We got ourselves re-oriented and I directed her to ‘search’ again. We got through the contamination section and onto the last part of the track. Although we still had the wind, we now were dealing with only one track and she found her last item. We were both cold, somewhat frustrated, and yet relieved we had finished – we had found all the items. Together, we had completed the task and we felt a sense of accomplishment in the midst of the frustration.
On the way home, I could sense that Carlie had found the morning very challenging. Dogs have the capacity to understand us and are often impacted or influenced by our emotions. I wanted to change our response to the morning and I knew that change needed to come from me. Our trainer always tells people to talk to their dogs. Explain things. Even though there is no scientific evidence to prove they understand us, again and again, she sees that it works, so go with it.

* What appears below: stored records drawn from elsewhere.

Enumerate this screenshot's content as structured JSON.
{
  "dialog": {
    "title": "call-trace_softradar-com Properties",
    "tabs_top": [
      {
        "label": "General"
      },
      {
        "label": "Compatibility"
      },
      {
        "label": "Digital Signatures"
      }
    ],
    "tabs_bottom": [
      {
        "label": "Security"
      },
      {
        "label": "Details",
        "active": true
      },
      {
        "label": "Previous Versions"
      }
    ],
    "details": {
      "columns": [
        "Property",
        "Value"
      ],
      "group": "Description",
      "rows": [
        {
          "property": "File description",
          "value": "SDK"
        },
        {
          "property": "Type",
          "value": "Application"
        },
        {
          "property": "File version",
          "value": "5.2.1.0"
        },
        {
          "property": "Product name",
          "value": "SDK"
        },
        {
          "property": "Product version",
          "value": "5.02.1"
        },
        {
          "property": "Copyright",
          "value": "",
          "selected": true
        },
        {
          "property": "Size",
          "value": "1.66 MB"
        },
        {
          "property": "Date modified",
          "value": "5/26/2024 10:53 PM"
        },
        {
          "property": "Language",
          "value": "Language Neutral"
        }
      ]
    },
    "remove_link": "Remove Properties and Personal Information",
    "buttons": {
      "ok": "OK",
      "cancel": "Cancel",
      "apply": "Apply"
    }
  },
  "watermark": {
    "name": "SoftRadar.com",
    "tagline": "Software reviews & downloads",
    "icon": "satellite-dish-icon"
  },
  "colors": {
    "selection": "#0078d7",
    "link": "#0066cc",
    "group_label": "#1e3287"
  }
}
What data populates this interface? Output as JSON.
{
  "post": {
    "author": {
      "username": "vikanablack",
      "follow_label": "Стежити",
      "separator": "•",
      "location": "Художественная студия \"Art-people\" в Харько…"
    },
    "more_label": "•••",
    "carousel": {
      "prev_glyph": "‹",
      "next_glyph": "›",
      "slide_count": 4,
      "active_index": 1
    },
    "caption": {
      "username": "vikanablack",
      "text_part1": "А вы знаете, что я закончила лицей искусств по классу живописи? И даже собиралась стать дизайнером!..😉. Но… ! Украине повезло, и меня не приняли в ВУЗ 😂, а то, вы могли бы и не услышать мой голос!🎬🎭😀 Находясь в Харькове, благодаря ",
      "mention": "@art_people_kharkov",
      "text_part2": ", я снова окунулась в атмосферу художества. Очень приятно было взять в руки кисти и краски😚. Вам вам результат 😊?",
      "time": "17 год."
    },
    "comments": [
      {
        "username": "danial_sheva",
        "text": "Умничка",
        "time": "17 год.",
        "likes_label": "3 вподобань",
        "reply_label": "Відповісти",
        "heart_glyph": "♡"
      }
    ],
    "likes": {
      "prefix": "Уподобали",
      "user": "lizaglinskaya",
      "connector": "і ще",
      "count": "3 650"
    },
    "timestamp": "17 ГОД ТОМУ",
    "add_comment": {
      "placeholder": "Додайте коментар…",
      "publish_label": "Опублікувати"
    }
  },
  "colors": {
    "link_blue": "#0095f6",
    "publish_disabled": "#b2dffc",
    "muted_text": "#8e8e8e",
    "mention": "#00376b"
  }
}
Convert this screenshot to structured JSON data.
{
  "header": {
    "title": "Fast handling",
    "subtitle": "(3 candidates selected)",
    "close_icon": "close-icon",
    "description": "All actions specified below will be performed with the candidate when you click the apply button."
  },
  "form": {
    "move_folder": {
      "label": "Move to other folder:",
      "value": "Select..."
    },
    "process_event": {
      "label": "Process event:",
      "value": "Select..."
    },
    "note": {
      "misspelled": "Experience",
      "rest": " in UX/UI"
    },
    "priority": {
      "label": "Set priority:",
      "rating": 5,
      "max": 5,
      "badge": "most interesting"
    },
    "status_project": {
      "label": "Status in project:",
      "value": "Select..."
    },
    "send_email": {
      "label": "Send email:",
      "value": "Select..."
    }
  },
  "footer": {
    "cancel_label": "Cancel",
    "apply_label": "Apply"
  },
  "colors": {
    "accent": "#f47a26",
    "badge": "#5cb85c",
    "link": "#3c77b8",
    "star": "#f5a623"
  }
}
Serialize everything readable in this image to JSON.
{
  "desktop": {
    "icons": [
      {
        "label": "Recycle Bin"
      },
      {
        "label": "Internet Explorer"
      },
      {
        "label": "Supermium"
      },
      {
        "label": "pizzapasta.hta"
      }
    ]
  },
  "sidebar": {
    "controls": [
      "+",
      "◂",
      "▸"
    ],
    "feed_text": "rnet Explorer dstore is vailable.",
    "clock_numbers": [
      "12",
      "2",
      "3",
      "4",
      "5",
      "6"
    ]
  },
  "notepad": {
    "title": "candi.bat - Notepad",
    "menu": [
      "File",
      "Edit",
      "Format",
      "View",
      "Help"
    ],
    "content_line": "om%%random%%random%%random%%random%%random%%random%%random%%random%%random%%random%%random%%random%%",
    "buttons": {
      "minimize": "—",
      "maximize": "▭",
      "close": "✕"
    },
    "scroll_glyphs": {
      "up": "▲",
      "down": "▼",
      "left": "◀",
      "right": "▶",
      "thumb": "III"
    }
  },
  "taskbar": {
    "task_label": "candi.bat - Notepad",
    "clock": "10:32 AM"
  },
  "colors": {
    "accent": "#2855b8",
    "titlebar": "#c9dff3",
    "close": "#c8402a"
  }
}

I, of course, know Carlie listens when I speak with her. What she understands I’m not sure, but I can tell when she has understood the concept or sentiment I wish to convey. I told Carlie that “I know it was frustrating and very hard. But we did it. We stayed with the track. We finished it together. We worked together and didn’t give up on each other. We both kept working to finish the track. That is what we celebrate.” I thanked her several times for her good work and partnership. She sighed, relaxed and put her head on the door handle (her favourite resting spot in the car).
Change is difficult. It requires our all and sometimes more than we know we have (like this tracking session with Carlie). And when change is necessary in a relationship, change needs to be mutual. Both parties need to stick with the change process. If only one person is doing the changing, eventually the partnership will fall apart or one party will get sick or at the extreme, die.
Change is a natural given. How much change is often up to us. However, the level of change we allow, is the level of peace and joy we will be gifted. Change will take us outside our comfort zone as it did for Carlie and I. It will mean learning new skills that push us outside of our competency. And change will mean that sometimes we need to leave some people behind who cannot and will not join us on the change journey. But if we do not leave them, we will find ourselves frustrated and angry or depressed because we will have to stifle our own joy, freedom and potential to stay with the other … and perhaps make ourselves sick.
Those of you who follow me on Facebook know that I’ve been inviting people to listen for their sacred word for 2016; that sacred word that will grow them, transform their hearts, expand their sense of self and guide them. My word is ‘imagine freedom’. To have more freedom, to imagine more freedom, I have to change. And I can’t ask Carlie to be the one to go first. It’s not for me to ask my family or friends to go first. However, as I change and invite more freedom into my life, I can ask them to partner with me in changing. I can invite them onto a journey of change with me, so we can move up toward partnership or companionship with each other, toward more intimacy and connection, toward higher expressions of love and joy.
This month I am offering a Reiki Retreat on February 19-21st on Moving into Freedom for anyone who wants to join us on ‘being free’.
I am also co-facilitating Peace Circles in which amazing conversations happen among people who want to walk inner peace to interpersonal peace in our lives. With peace, we are free. In peace, we have joy. If you really want change this year, are ready and committed for it, join us.
If you looking for new ways to imagine peace in the way you live your life this year, plug into one of the available programs. Or contact me for an individual session. You just might experience the freedom to be the ‘you’ you are, rather than the ‘you’ you think you would be, should be or could be if only life were different. Change you and you will change your life.